*THE PROBLEM*
Produce a verbatim copy of the data below that contains no pictures.

============

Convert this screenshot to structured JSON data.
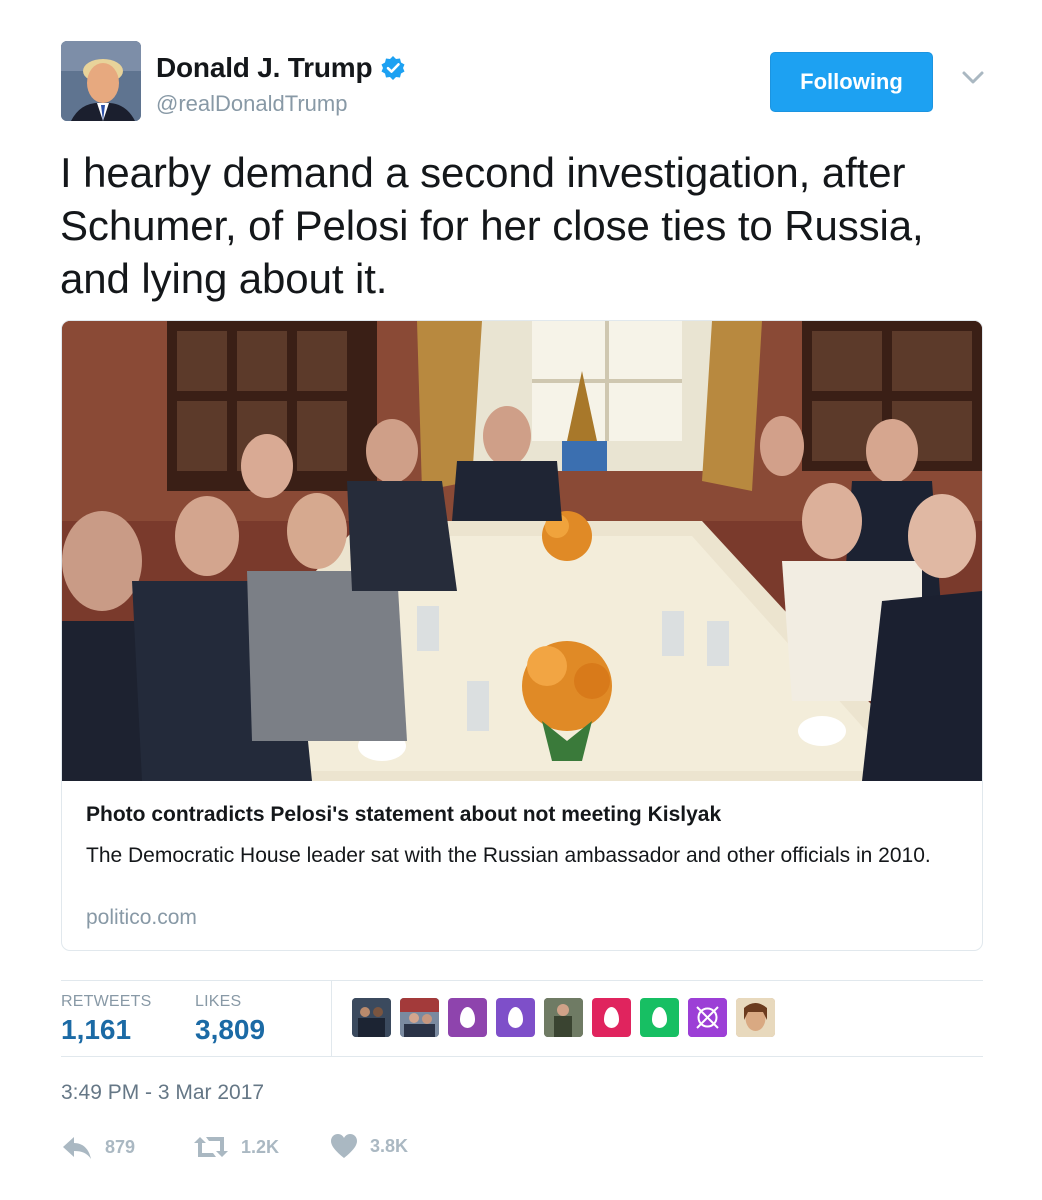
{
  "header": {
    "display_name": "Donald J. Trump",
    "handle": "@realDonaldTrump",
    "follow_label": "Following"
  },
  "tweet": {
    "text": "I hearby demand a second investigation, after Schumer, of Pelosi for her close ties to Russia, and lying about it."
  },
  "card": {
    "title": "Photo contradicts Pelosi's statement about not meeting Kislyak",
    "description": "The Democratic House leader sat with the Russian ambassador and other officials in 2010.",
    "domain": "politico.com"
  },
  "stats": {
    "retweets_label": "RETWEETS",
    "retweets_value": "1,161",
    "likes_label": "LIKES",
    "likes_value": "3,809",
    "likers": [
      {
        "kind": "photo",
        "color": "#3b4a5e"
      },
      {
        "kind": "photo",
        "color": "#5a6c84"
      },
      {
        "kind": "egg",
        "color": "#8e44ad"
      },
      {
        "kind": "egg",
        "color": "#7e4fc9"
      },
      {
        "kind": "photo",
        "color": "#4d5a4a"
      },
      {
        "kind": "egg",
        "color": "#e0245e"
      },
      {
        "kind": "egg",
        "color": "#17bf63"
      },
      {
        "kind": "icon",
        "color": "#9c3fd6"
      },
      {
        "kind": "photo",
        "color": "#c9a57a"
      }
    ]
  },
  "timestamp": "3:49 PM - 3 Mar 2017",
  "actions": {
    "reply_count": "879",
    "retweet_count": "1.2K",
    "like_count": "3.8K"
  },
  "colors": {
    "accent": "#1da1f2",
    "stat_value": "#1b6aa5",
    "muted": "#8899a6",
    "action_icon": "#aab8c2"
  }
}
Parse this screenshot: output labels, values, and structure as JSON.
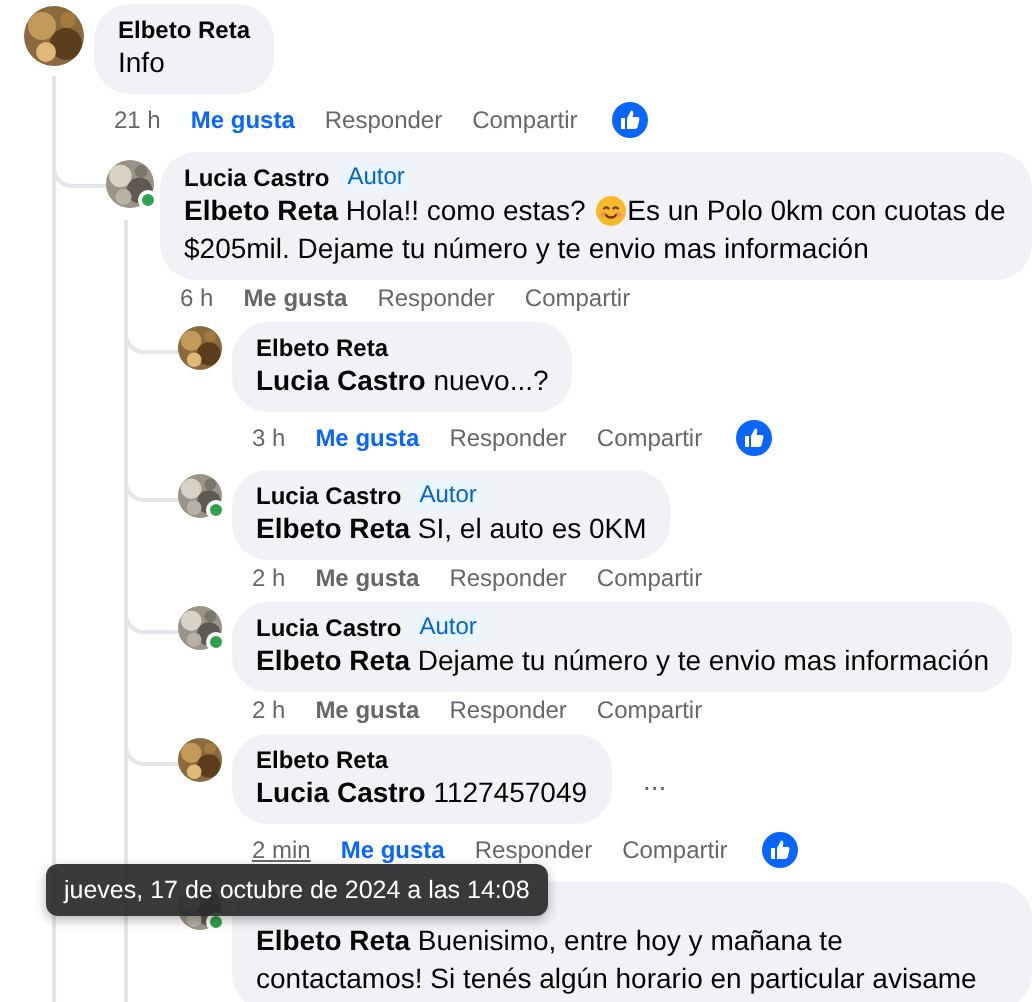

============

*OUTPUT FOR THIS TASK*
Convert this screenshot to structured JSON data.
{
  "header": {
    "display_name": "Donald J. Trump",
    "handle": "@realDonaldTrump",
    "follow_label": "Following"
  },
  "tweet": {
    "text": "I hearby demand a second investigation, after Schumer, of Pelosi for her close ties to Russia, and lying about it."
  },
  "card": {
    "title": "Photo contradicts Pelosi's statement about not meeting Kislyak",
    "description": "The Democratic House leader sat with the Russian ambassador and other officials in 2010.",
    "domain": "politico.com"
  },
  "stats": {
    "retweets_label": "RETWEETS",
    "retweets_value": "1,161",
    "likes_label": "LIKES",
    "likes_value": "3,809",
    "likers": [
      {
        "kind": "photo",
        "color": "#3b4a5e"
      },
      {
        "kind": "photo",
        "color": "#5a6c84"
      },
      {
        "kind": "egg",
        "color": "#8e44ad"
      },
      {
        "kind": "egg",
        "color": "#7e4fc9"
      },
      {
        "kind": "photo",
        "color": "#4d5a4a"
      },
      {
        "kind": "egg",
        "color": "#e0245e"
      },
      {
        "kind": "egg",
        "color": "#17bf63"
      },
      {
        "kind": "icon",
        "color": "#9c3fd6"
      },
      {
        "kind": "photo",
        "color": "#c9a57a"
      }
    ]
  },
  "timestamp": "3:49 PM - 3 Mar 2017",
  "actions": {
    "reply_count": "879",
    "retweet_count": "1.2K",
    "like_count": "3.8K"
  },
  "colors": {
    "accent": "#1da1f2",
    "stat_value": "#1b6aa5",
    "muted": "#8899a6",
    "action_icon": "#aab8c2"
  }
}
Parse this screenshot: output labels, values, and structure as JSON.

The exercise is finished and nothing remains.